Seventeen publishers reportedly turned down the original manuscript for City of Glass. In an ironic twist, Auster’s first novel was a conventional hardboiled story called Squeeze Play, published under the pseudonym ‘Paul Benjamin’. Following all the crime beats made famous by Chandler and Hammett, the novel blends two of Auster’s other great loves: baseball and film noir. These not only become reoccurring motifs but they have also influenced Auster’s career as a filmmaker. In his own adaptations for the screen (including The Music of Chance and The Inner Life of Martin Frost), as well as collaborations with talented filmmaker Wayne Wang (Smoke, Blue in the Face and The Center of the World), characters are forced into existential investigations, which inevitably invoke the dark forces of isolation and despair. In fact, a peculiar psychological and moral unease illuminates all of his novels, from the conspiratorial dread of Leviathan to the haunting self-reflexivity of Travels in the Scriptorium.

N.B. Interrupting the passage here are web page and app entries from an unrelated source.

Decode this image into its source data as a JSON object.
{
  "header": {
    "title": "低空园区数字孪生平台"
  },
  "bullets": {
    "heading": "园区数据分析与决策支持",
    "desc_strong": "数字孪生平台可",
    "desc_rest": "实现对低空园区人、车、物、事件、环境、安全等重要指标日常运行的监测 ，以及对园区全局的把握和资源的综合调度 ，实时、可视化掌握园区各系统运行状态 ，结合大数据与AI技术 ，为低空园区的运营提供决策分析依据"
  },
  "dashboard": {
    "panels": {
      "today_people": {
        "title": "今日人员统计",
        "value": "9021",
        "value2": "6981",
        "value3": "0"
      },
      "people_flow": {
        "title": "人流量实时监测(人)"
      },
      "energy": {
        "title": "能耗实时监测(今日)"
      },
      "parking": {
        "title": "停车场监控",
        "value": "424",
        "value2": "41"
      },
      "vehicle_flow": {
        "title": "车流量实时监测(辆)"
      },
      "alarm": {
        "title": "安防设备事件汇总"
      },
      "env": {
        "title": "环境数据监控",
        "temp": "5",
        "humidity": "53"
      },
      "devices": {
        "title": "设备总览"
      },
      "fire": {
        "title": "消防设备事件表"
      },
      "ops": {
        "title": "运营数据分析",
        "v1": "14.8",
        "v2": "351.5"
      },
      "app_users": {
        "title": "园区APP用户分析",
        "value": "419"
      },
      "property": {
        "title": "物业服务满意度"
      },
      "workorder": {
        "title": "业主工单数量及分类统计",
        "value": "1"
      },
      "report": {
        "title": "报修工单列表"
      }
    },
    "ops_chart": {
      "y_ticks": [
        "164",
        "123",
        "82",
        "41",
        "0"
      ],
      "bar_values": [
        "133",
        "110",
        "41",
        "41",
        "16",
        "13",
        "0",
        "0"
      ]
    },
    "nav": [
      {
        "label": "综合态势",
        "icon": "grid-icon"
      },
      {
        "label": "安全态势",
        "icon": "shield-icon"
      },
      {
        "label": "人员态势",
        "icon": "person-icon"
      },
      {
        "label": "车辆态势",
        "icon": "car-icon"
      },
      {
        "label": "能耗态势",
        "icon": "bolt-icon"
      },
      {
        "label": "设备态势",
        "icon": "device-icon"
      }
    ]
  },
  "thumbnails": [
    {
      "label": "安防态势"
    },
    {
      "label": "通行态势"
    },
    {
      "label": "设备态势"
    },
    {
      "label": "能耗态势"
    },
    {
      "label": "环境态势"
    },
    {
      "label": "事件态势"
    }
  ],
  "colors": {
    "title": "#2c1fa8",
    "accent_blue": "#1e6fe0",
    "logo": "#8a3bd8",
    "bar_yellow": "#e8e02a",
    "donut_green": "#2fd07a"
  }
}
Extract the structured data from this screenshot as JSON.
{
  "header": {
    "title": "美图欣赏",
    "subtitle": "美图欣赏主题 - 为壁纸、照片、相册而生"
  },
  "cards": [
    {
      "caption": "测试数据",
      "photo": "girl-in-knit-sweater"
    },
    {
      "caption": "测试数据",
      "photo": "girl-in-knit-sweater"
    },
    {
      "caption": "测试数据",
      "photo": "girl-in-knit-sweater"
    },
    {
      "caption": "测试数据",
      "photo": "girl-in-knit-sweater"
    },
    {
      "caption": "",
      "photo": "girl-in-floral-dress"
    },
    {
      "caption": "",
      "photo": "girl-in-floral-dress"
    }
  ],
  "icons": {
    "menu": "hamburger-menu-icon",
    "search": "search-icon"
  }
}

At the 2008 Adelaide Writers’ Week, Auster admitted that he is compelled to ‘write about things he doesn’t understand’, preferring to venture into territory that is ‘frightening and unknowable’. As a native New Yorker, it appears rather ironic that the setting for his three stories and lonely detectives is a city he knows well. However, like everything in The New York Trilogy, appearances are deceiving. While the mean streets are punctuated by the sounds of sirens and obscenities, Auster’s New York City is a world that appears familiar, yet at the same time is strangely foreign. Auster achieves this by revealing his detectives’ preoccupation with the cityscape, where they become convinced the urban sprawl is really an elaborate pattern integral to solving their respective mysteries – that, when solved, will expose a much more sinister reality.
New York City works as a device in the novel, a labyrinth made up of ‘figments and hallucinations’. Like the characters, we are suckered in by the intrigue and deceptive promise that everything can be connected. Simply put, the landscape isn’t the detectives’ (or our) best friend in these stories: near the end of City of Glass, Quinn becomes so alienated he thinks he may have ‘melted into the walls of the city’; in Ghosts, Blue brutally attempts to murder Black because he’s confronted with ‘no man’s land, the place you come to at the end of the world’.
In a post-9/11 age of fear and estrangement, all the stories in The New York Trilogy – while venturing into ambiguity and the absurd – having endings that, in an abstract sense, feel very real. And in the modern world, it is the prospect of an uncomplicated, heroic resolution to any sort of crime or mystery that feels most artificial. After all, the mystique of the unsolved most excites our wild and occasionally paranoid imaginations. As Borges once shrewdly noted, ‘the solution of a mystery is always less impressive than the mystery itself’. Sometimes the complicated case is better left uncracked.